Entries supplied:
+===+

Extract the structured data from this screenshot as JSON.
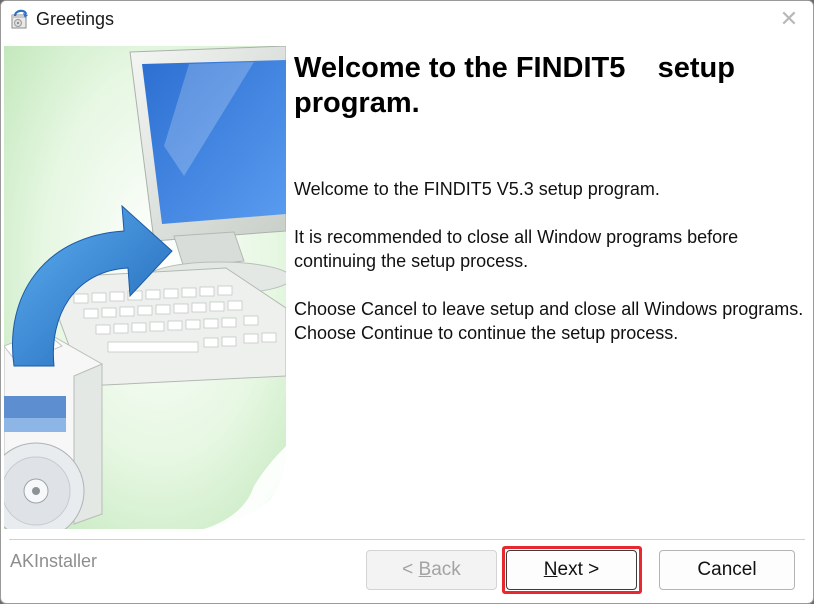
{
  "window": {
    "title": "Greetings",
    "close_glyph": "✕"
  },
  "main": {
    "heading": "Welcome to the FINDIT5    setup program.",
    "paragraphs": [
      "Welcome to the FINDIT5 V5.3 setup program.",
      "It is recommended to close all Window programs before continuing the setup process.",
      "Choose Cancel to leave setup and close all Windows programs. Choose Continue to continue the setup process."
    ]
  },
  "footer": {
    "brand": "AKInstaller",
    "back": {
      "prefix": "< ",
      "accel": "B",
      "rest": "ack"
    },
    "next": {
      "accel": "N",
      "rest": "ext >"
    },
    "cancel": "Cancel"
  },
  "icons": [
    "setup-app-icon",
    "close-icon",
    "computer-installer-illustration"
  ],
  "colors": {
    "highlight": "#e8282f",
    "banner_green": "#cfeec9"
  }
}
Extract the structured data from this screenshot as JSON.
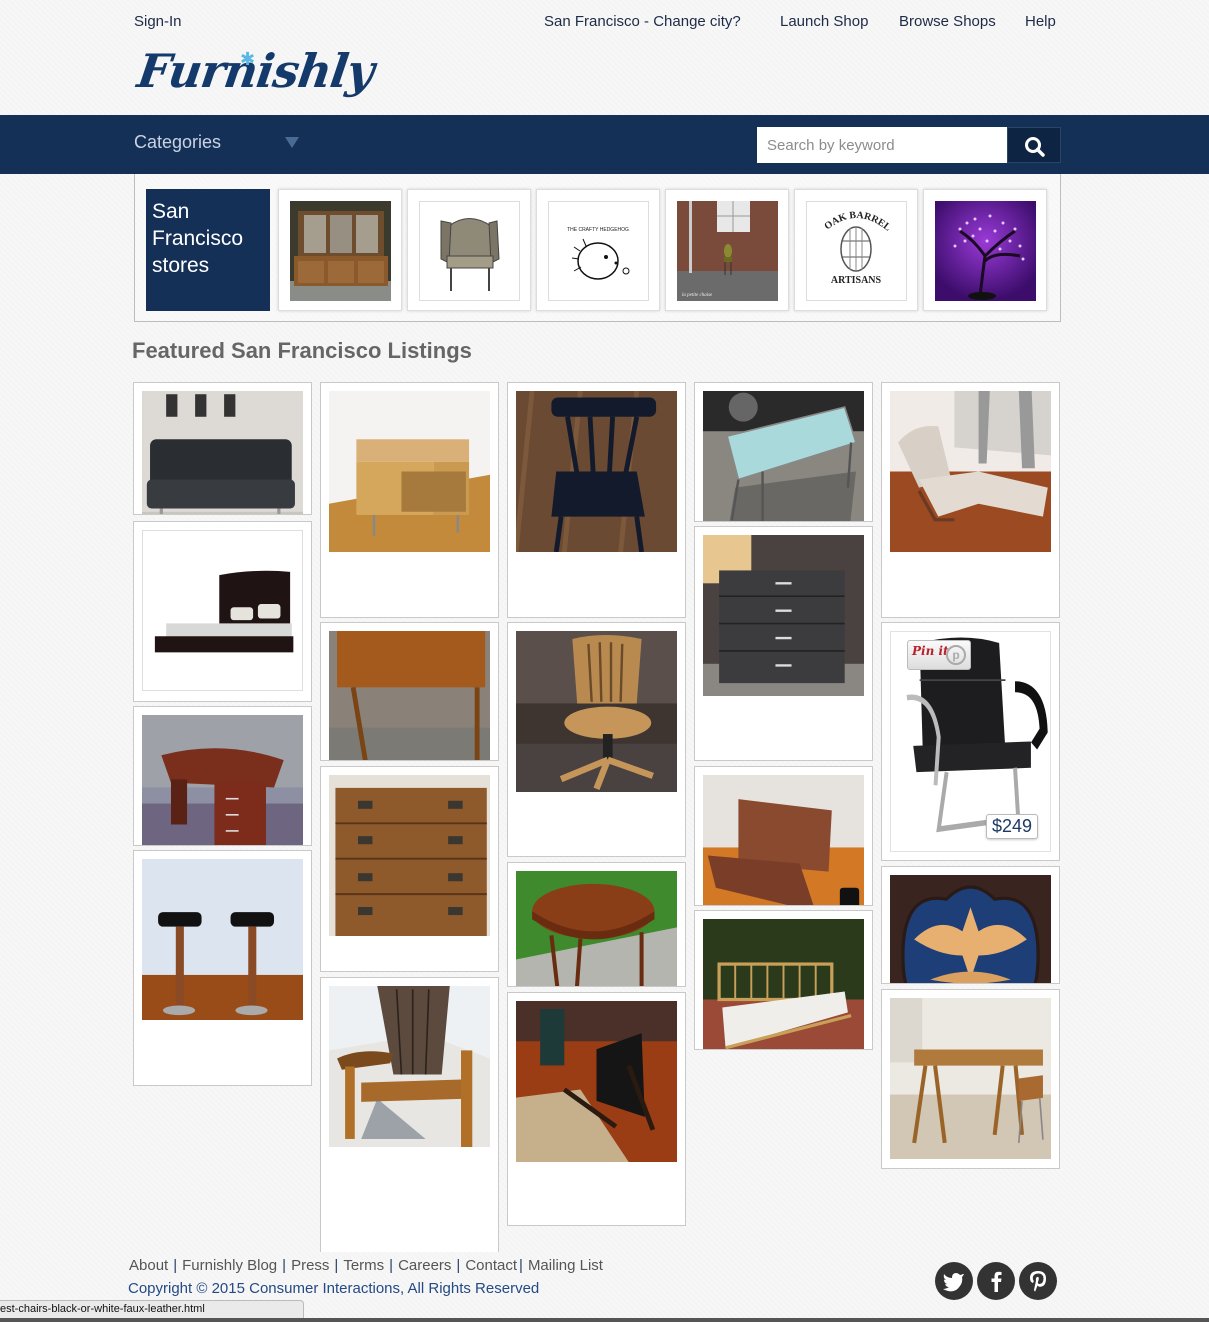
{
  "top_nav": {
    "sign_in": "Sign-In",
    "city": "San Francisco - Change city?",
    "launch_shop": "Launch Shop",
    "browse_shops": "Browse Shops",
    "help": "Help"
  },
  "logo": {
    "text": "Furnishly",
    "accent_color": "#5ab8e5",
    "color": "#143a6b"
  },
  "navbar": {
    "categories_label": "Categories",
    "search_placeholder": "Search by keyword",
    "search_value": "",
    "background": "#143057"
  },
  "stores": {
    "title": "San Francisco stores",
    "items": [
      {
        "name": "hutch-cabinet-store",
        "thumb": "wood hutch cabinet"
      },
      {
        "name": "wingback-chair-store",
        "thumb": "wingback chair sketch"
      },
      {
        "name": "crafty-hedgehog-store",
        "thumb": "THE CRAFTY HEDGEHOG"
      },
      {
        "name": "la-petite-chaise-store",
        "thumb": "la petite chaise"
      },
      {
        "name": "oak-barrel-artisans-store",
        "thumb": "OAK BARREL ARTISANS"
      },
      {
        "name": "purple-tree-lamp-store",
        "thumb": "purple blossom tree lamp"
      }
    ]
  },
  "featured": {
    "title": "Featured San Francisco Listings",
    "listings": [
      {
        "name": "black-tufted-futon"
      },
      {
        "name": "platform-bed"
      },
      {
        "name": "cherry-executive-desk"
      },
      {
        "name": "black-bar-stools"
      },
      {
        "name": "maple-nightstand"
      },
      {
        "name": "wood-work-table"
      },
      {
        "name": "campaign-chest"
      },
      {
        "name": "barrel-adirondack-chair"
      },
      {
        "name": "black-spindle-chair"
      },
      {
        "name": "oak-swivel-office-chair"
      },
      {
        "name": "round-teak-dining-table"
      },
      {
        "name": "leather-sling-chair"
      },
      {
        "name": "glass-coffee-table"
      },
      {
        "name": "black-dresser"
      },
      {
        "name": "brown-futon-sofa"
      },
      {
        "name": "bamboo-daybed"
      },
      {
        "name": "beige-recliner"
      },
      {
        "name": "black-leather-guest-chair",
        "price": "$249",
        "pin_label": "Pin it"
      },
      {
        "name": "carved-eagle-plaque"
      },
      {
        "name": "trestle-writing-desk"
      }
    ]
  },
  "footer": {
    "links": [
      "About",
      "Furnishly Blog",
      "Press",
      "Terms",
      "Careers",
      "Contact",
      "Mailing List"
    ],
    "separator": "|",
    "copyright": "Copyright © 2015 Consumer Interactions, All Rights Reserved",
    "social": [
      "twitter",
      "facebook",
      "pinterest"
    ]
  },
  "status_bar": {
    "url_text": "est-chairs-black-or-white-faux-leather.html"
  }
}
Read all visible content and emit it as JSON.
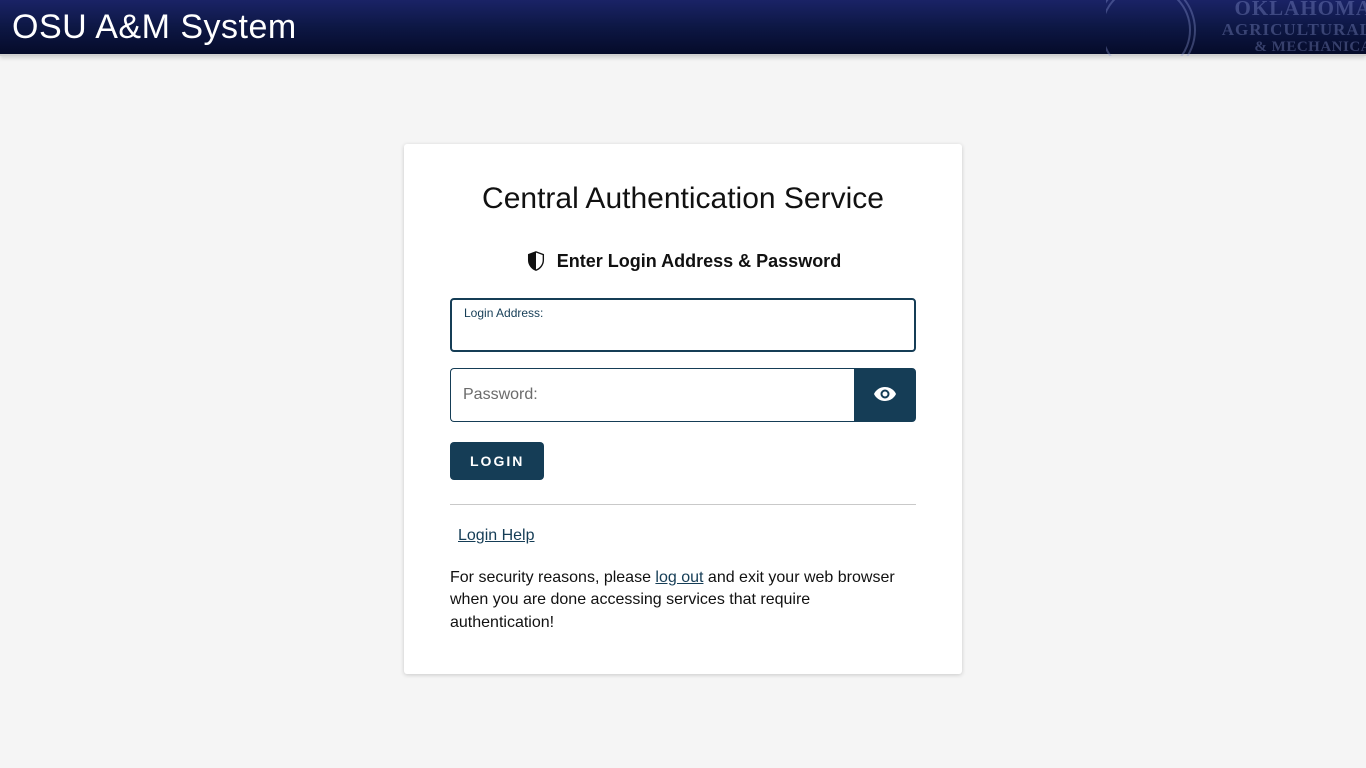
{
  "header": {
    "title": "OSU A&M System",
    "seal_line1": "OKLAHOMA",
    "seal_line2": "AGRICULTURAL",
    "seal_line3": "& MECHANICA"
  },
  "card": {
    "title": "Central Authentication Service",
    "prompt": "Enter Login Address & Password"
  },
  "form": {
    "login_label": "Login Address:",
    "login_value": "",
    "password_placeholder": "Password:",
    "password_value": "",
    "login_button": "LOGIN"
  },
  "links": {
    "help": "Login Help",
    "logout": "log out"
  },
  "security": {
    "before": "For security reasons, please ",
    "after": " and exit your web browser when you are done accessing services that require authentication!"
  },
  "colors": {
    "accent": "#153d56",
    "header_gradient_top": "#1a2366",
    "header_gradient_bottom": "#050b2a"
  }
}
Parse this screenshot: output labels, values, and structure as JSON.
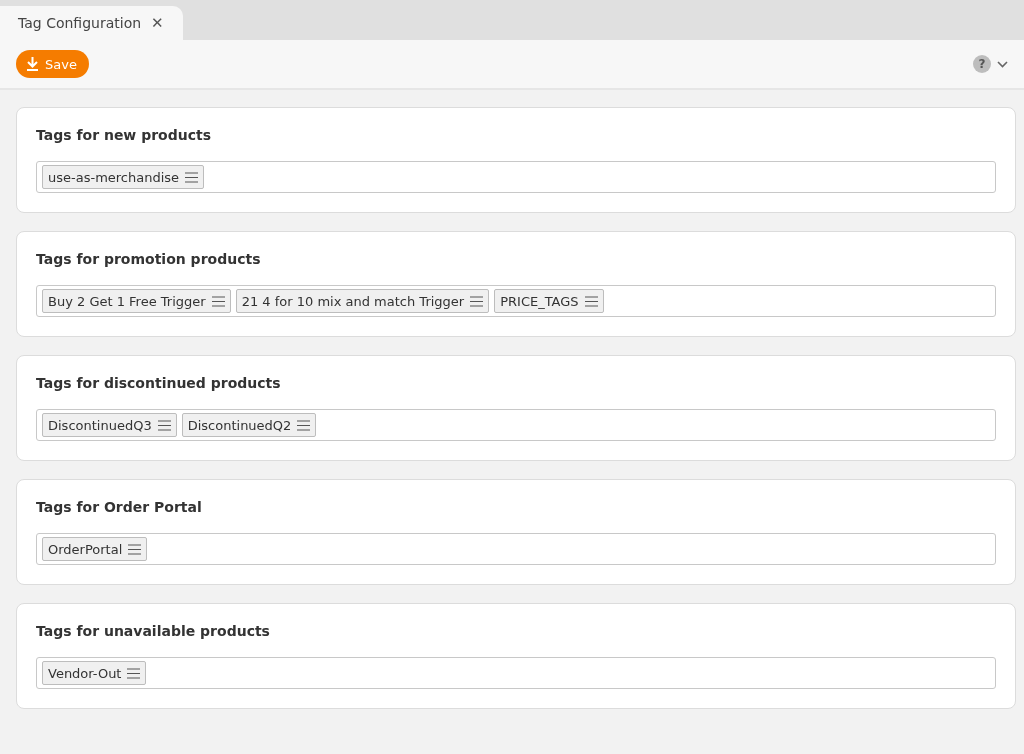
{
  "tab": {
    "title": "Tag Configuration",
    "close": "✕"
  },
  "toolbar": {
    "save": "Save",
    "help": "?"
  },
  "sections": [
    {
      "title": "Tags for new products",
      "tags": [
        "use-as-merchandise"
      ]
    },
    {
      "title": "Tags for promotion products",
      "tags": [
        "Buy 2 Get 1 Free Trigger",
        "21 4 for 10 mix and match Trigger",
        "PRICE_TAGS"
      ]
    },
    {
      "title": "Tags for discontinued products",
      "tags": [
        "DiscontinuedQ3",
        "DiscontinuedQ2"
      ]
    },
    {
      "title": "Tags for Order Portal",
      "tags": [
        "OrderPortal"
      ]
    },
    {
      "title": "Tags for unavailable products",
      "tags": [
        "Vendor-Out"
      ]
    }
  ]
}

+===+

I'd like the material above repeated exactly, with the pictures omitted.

Your response:
Extract the structured data from this screenshot as JSON.
{
  "window": {
    "title": "Greetings",
    "close_glyph": "✕"
  },
  "main": {
    "heading": "Welcome to the FINDIT5    setup program.",
    "paragraphs": [
      "Welcome to the FINDIT5 V5.3 setup program.",
      "It is recommended to close all Window programs before continuing the setup process.",
      "Choose Cancel to leave setup and close all Windows programs. Choose Continue to continue the setup process."
    ]
  },
  "footer": {
    "brand": "AKInstaller",
    "back": {
      "prefix": "< ",
      "accel": "B",
      "rest": "ack"
    },
    "next": {
      "accel": "N",
      "rest": "ext >"
    },
    "cancel": "Cancel"
  },
  "icons": [
    "setup-app-icon",
    "close-icon",
    "computer-installer-illustration"
  ],
  "colors": {
    "highlight": "#e8282f",
    "banner_green": "#cfeec9"
  }
}
Extract the structured data from this screenshot as JSON.
{
  "top_nav": {
    "sign_in": "Sign-In",
    "city": "San Francisco - Change city?",
    "launch_shop": "Launch Shop",
    "browse_shops": "Browse Shops",
    "help": "Help"
  },
  "logo": {
    "text": "Furnishly",
    "accent_color": "#5ab8e5",
    "color": "#143a6b"
  },
  "navbar": {
    "categories_label": "Categories",
    "search_placeholder": "Search by keyword",
    "search_value": "",
    "background": "#143057"
  },
  "stores": {
    "title": "San Francisco stores",
    "items": [
      {
        "name": "hutch-cabinet-store",
        "thumb": "wood hutch cabinet"
      },
      {
        "name": "wingback-chair-store",
        "thumb": "wingback chair sketch"
      },
      {
        "name": "crafty-hedgehog-store",
        "thumb": "THE CRAFTY HEDGEHOG"
      },
      {
        "name": "la-petite-chaise-store",
        "thumb": "la petite chaise"
      },
      {
        "name": "oak-barrel-artisans-store",
        "thumb": "OAK BARREL ARTISANS"
      },
      {
        "name": "purple-tree-lamp-store",
        "thumb": "purple blossom tree lamp"
      }
    ]
  },
  "featured": {
    "title": "Featured San Francisco Listings",
    "listings": [
      {
        "name": "black-tufted-futon"
      },
      {
        "name": "platform-bed"
      },
      {
        "name": "cherry-executive-desk"
      },
      {
        "name": "black-bar-stools"
      },
      {
        "name": "maple-nightstand"
      },
      {
        "name": "wood-work-table"
      },
      {
        "name": "campaign-chest"
      },
      {
        "name": "barrel-adirondack-chair"
      },
      {
        "name": "black-spindle-chair"
      },
      {
        "name": "oak-swivel-office-chair"
      },
      {
        "name": "round-teak-dining-table"
      },
      {
        "name": "leather-sling-chair"
      },
      {
        "name": "glass-coffee-table"
      },
      {
        "name": "black-dresser"
      },
      {
        "name": "brown-futon-sofa"
      },
      {
        "name": "bamboo-daybed"
      },
      {
        "name": "beige-recliner"
      },
      {
        "name": "black-leather-guest-chair",
        "price": "$249",
        "pin_label": "Pin it"
      },
      {
        "name": "carved-eagle-plaque"
      },
      {
        "name": "trestle-writing-desk"
      }
    ]
  },
  "footer": {
    "links": [
      "About",
      "Furnishly Blog",
      "Press",
      "Terms",
      "Careers",
      "Contact",
      "Mailing List"
    ],
    "separator": "|",
    "copyright": "Copyright © 2015 Consumer Interactions, All Rights Reserved",
    "social": [
      "twitter",
      "facebook",
      "pinterest"
    ]
  },
  "status_bar": {
    "url_text": "est-chairs-black-or-white-faux-leather.html"
  }
}
Read all visible content and emit it as JSON.
{
  "header": {
    "title": "OSU A&M System",
    "seal_line1": "OKLAHOMA",
    "seal_line2": "AGRICULTURAL",
    "seal_line3": "& MECHANICA"
  },
  "card": {
    "title": "Central Authentication Service",
    "prompt": "Enter Login Address & Password"
  },
  "form": {
    "login_label": "Login Address:",
    "login_value": "",
    "password_placeholder": "Password:",
    "password_value": "",
    "login_button": "LOGIN"
  },
  "links": {
    "help": "Login Help",
    "logout": "log out"
  },
  "security": {
    "before": "For security reasons, please ",
    "after": " and exit your web browser when you are done accessing services that require authentication!"
  },
  "colors": {
    "accent": "#153d56",
    "header_gradient_top": "#1a2366",
    "header_gradient_bottom": "#050b2a"
  }
}
Parse this screenshot: output labels, values, and structure as JSON.
{
  "tab": {
    "title": "Tag Configuration",
    "close": "✕"
  },
  "toolbar": {
    "save": "Save",
    "help": "?"
  },
  "sections": [
    {
      "title": "Tags for new products",
      "tags": [
        "use-as-merchandise"
      ]
    },
    {
      "title": "Tags for promotion products",
      "tags": [
        "Buy 2 Get 1 Free Trigger",
        "21 4 for 10 mix and match Trigger",
        "PRICE_TAGS"
      ]
    },
    {
      "title": "Tags for discontinued products",
      "tags": [
        "DiscontinuedQ3",
        "DiscontinuedQ2"
      ]
    },
    {
      "title": "Tags for Order Portal",
      "tags": [
        "OrderPortal"
      ]
    },
    {
      "title": "Tags for unavailable products",
      "tags": [
        "Vendor-Out"
      ]
    }
  ]
}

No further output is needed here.